"Back of the Book" raises a number of possibilities, not all of them ghastly. What one would fear most from a panel discussion of popular culture is that it would be pompous and windy boob-tomb TV, like Maryland Public Television's "The Critics' Place." But the heads that put "Book" together seem to have successfully navigated that pitfall.

It helps that Susan Stamberg, of "All Things Considered," is the moderator for the program, which is getting four trial-run airings starting tonight at 10 on Channel 26. She's much more than a moderator, really, transcending the functionary duties of that role but performing them nimbly nevertheless. She keeps the show moving without making one aware that she's keeping it moving.

However, someone should tell her that no one, women included, should wear dangly earrings on closeup TV. Unless they've landed a part on "Dynasty."

As a contribution to video grouptalk, "Back of the Book" is distinguished by the purposeful, visual-minded way producer-director Christopher Sarson has approached it. There is very little illustration (not even a clip from "Cagney and Lacey," thankfully, when that show is discussed) but the shots of the five participants are kept compellingly tight, so you don't long for relief from the talking heads. "Book" is a good-looking production, and in that respect a feather for the cap of WETA, where it is taped.

Some of the commentators on the first program look too eager to project well on television -- they're thinking about it, you can tell -- but Barbara Lippert of Adweek magazine has a natural, gabby style that connects. At one point she says that advertisers are having such a hard time depicting men and women in commercials during these sexually self-conscious times that "the only ones who come out looking well are pets." Benjamin De Mott, a book reviewer, appears nicely unfazed by the presence of cameras. Best of all at this is Stamberg, whose liquid voice and lilting laugh are prize assets.

If only she were a political conservative she could be a candidate to take over the seat so unwisely vacated by Patrick Buchanan on "The McLaughlin Group." That's the program that has set the riotously entertaining new ideal where grouptalk television is concerned; "Book" can't aspire to or hope to achieve its level of captivating lunacy.

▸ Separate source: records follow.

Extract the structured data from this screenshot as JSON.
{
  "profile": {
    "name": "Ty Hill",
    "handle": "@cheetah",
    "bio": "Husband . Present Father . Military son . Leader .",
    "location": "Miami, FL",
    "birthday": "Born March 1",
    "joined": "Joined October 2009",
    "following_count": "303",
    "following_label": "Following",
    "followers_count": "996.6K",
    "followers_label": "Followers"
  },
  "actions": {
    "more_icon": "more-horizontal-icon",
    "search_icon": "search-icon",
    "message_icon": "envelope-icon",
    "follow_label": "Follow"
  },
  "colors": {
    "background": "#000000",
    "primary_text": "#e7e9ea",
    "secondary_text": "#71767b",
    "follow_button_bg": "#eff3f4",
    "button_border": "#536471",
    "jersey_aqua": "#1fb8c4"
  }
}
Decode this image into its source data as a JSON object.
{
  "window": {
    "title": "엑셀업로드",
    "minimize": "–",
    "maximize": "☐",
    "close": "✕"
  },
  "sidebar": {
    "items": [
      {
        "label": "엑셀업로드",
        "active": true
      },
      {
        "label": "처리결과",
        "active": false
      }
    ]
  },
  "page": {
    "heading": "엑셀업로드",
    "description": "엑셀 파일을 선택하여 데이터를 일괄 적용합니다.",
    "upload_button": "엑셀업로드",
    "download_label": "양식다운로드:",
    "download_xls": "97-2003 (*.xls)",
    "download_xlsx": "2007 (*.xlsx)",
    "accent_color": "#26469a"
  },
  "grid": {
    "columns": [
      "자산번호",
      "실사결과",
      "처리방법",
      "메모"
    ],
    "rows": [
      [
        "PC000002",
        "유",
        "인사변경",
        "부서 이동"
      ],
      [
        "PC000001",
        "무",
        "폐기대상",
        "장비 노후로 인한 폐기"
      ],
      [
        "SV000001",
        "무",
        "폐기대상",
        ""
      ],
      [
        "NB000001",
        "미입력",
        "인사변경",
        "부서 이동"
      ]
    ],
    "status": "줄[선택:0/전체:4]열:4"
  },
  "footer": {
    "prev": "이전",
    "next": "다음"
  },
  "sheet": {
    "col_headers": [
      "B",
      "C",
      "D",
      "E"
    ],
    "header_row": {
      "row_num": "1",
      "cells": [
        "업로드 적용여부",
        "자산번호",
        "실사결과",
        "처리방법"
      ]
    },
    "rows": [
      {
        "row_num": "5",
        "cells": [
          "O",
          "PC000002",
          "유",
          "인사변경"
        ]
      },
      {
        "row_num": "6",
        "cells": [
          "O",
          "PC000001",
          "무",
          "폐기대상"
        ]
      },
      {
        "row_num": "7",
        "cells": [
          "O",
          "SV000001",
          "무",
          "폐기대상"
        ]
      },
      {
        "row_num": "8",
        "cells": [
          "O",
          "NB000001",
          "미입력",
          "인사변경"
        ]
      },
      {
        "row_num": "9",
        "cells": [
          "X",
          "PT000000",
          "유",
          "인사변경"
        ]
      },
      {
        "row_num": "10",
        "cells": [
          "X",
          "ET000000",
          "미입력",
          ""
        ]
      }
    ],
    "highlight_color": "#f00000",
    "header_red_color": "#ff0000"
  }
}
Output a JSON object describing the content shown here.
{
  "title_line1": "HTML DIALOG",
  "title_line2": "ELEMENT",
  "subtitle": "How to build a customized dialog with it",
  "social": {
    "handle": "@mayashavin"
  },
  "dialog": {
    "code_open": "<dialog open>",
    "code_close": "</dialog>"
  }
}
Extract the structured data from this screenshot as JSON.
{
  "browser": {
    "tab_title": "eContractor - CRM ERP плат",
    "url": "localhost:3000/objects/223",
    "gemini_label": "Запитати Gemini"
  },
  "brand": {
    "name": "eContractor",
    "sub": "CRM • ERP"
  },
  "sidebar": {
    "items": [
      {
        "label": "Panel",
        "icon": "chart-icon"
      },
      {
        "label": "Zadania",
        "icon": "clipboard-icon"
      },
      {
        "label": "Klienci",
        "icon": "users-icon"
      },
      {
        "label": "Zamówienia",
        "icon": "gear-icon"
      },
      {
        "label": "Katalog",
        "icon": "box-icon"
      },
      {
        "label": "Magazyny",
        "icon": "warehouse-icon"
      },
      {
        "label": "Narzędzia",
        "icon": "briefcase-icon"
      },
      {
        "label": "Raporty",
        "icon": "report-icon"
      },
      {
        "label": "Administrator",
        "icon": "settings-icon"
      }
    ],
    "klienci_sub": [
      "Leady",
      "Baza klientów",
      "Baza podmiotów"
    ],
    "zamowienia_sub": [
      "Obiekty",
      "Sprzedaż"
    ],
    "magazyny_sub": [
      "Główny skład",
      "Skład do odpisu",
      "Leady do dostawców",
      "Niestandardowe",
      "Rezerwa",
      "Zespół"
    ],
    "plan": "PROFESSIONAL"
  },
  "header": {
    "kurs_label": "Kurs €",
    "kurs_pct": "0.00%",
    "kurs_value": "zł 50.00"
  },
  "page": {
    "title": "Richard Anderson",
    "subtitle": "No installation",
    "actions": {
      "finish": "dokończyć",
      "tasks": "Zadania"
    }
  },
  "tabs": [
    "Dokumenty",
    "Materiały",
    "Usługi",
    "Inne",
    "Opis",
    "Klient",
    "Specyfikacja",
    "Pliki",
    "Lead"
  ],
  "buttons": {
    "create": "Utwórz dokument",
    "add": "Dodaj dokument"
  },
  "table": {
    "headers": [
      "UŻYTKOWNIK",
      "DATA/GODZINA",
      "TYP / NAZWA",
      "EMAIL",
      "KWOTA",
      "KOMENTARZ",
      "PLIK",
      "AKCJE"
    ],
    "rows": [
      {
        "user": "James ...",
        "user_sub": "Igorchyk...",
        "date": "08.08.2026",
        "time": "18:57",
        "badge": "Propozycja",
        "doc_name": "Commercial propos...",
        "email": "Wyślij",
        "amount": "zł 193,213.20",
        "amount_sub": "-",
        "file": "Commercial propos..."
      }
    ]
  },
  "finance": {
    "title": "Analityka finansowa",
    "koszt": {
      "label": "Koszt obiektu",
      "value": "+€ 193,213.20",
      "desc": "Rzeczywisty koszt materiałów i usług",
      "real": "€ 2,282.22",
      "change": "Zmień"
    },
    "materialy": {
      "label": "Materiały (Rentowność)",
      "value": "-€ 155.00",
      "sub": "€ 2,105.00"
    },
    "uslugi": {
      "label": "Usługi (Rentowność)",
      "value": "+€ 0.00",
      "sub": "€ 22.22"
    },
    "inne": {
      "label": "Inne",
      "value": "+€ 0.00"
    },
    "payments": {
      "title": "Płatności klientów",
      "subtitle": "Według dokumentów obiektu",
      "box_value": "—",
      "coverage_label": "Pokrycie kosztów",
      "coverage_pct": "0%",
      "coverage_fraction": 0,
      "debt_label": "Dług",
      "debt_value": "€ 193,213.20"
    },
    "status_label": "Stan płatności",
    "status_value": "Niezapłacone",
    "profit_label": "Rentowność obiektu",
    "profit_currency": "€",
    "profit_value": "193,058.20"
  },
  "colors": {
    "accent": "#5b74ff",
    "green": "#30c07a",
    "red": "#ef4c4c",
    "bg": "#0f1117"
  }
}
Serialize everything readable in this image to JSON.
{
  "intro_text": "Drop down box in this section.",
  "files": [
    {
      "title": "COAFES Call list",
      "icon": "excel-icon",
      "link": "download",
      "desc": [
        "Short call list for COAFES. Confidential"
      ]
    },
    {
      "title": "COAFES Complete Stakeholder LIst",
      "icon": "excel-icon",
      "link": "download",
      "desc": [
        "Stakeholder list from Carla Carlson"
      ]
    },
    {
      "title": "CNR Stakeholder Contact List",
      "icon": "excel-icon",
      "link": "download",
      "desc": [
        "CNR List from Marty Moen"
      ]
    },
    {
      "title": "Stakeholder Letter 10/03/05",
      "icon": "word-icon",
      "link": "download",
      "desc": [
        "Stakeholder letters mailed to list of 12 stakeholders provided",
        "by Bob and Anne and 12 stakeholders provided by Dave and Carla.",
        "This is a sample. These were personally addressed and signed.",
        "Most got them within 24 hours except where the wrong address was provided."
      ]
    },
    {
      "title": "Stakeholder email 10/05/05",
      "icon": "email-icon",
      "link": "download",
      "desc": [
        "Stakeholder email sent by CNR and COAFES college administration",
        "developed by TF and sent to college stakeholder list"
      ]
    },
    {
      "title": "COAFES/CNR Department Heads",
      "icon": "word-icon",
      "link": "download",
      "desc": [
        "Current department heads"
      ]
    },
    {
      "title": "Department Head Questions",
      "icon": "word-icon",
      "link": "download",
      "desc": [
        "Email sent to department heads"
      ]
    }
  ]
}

The worst thing on the "Book" premiere is a closing, gimmicked "I've-got-a-beef" segment that stands alone and falls flat. Lewis Grizzard of the Atlanta Constitution complains that women are using men's bathrooms. Watching Grizzard suffer and die makes one additionally appreciative of the brilliant way Andrew Rooney is able to make the essay form work on television (most of the time).

"Back of the Book," a candidate for weekly series status on PBS, was executive-produced by Clay Felker and Aaron Latham, those tired darlings of the Elaine's set. Latham had the bad taste to cast himself as one of the panelists on the first program. He is awful and terrible, a living symbol of all that should be avoided on future shows.